• Ayrshire Film Focus
• Clackmannanshire Council
• Edinburgh Film Focus
• Glasgow Film Office
• Scottish Borders Film Focus
• Scottish Highlands and Islands Film Commission
• South West Scotland Screen Commission
• Stirling Council Film Liaison
• TayScreen, Dundee
“The whole experience has been delightful. The people of West Lothian and Scotland made us feel really welcome. The crew and locations available are great. The fact that we have shot a war sequence that took place in Iraq and used Bangour Village Hospital to double for a psychiatric hospital in rural Vermont, all within an hour of Glasgow, is a great testimony to the ability of film people to create believable environments in practically any place in the world. It seems to me that there is almost no limitation to the kind of picture that can be done in Scotland.” – Peter Strauss, Executive Producer, The Jacket (2004)
Crew and Creative Industries
As around 18,000 people are employed in Scotland’s screen industries, any production is certain to find talented and enthusiastic crew members with an invaluable knowledge of the local area. A good place to start is Film Bang (www.filmbang.com), a dedicated Scottish directory with information on a wide range of personnel as well as production companies, workshops and facilities. The large number of Scottish creative industries contribute over £5bn to the country’s economy each year, and offer complete support throughout the production and post-production process. One such company is special effects powerhouse Artem, who recently set up a dedicated Glasgow office to work with films shooting north of the border, such as Nicolas Winding Refn’s Valhalla Rising.

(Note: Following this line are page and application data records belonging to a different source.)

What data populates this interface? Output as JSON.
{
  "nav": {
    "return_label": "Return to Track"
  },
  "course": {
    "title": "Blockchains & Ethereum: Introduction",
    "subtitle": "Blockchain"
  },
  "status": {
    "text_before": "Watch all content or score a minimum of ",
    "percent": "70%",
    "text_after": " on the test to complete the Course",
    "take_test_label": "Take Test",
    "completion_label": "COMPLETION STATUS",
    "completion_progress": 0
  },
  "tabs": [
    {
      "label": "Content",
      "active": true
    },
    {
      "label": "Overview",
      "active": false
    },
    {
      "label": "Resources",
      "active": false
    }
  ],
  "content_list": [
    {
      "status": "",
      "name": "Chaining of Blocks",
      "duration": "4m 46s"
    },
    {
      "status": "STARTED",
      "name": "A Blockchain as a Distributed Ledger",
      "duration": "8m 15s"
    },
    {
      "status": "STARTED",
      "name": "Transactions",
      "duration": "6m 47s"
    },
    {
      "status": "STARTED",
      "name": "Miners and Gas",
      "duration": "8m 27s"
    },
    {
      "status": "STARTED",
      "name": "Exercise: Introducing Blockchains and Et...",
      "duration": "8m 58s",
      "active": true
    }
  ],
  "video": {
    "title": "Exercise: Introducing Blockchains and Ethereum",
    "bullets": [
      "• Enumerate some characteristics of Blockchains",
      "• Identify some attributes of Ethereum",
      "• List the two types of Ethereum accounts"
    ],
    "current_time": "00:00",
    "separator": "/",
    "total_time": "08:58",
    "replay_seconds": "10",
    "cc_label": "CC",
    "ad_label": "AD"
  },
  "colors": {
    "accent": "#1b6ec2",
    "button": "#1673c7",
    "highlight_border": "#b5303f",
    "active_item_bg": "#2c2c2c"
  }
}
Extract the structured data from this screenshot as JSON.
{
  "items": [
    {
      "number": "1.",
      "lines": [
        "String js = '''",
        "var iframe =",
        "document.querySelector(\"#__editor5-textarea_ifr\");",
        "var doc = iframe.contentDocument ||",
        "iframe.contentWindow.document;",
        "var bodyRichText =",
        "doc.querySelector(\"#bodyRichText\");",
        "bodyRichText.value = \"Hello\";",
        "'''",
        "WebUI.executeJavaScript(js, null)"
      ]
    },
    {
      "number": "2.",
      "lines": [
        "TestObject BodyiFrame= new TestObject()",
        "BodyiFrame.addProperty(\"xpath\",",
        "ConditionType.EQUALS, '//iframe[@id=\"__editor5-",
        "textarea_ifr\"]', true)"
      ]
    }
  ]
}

“The Scottish team is developing its range of services and skills. We have plans to expand further now that we know from our clients what services they need most from us.” – Mike Kelt, Artem Scotland
Although the area of UK film funding is in something of a state of flux following the dissolution of the UKFC and the increased role of the BFI, filming in Scotland certainly comes with some financial advantages—not least because its versatile landscapes and weather systems mean it can stand in for virtually any country and time period, for any genre. Creative Scotland invests money, including National Lottery funds, in the development and promotion of Scotland’s screen industries, and investment strands include funds for content development, content production and talent development. www.creativescotland.com
Additionally, Scottish Screen invests just over £5m in the development and promotion of the country’s screen industries every year, including the distribution of £2.2m of National Lottery funds for production and content development. Their specific funding areas include production company growth, short and feature film development, freelancer and company skills development, experimental, alternative and interactive digital screen content, formats and platforms and distribution initiatives. www.scottishscreen.com/funding
“Scotland delivered the perfect mix of ancient and modern. Its breathtaking scenery was easy to find and easy to shoot. All-weather crews, modern facilities, epic locations and world-class cities to return to in the evening. Why would I shoot anywhere else?” – Kevin Macdonald, Director, The Eagle (shot throughout The Highlands in 2010).
For more information about filming in Scotland, visit
• Creative Scotland www.creativescotland.com
• Glasgow Film Office www.GlasgowFilm.com
• Scottish Screen Locations www.scottishscreenlocations.com
• Location Scotland at www.locationscotland.com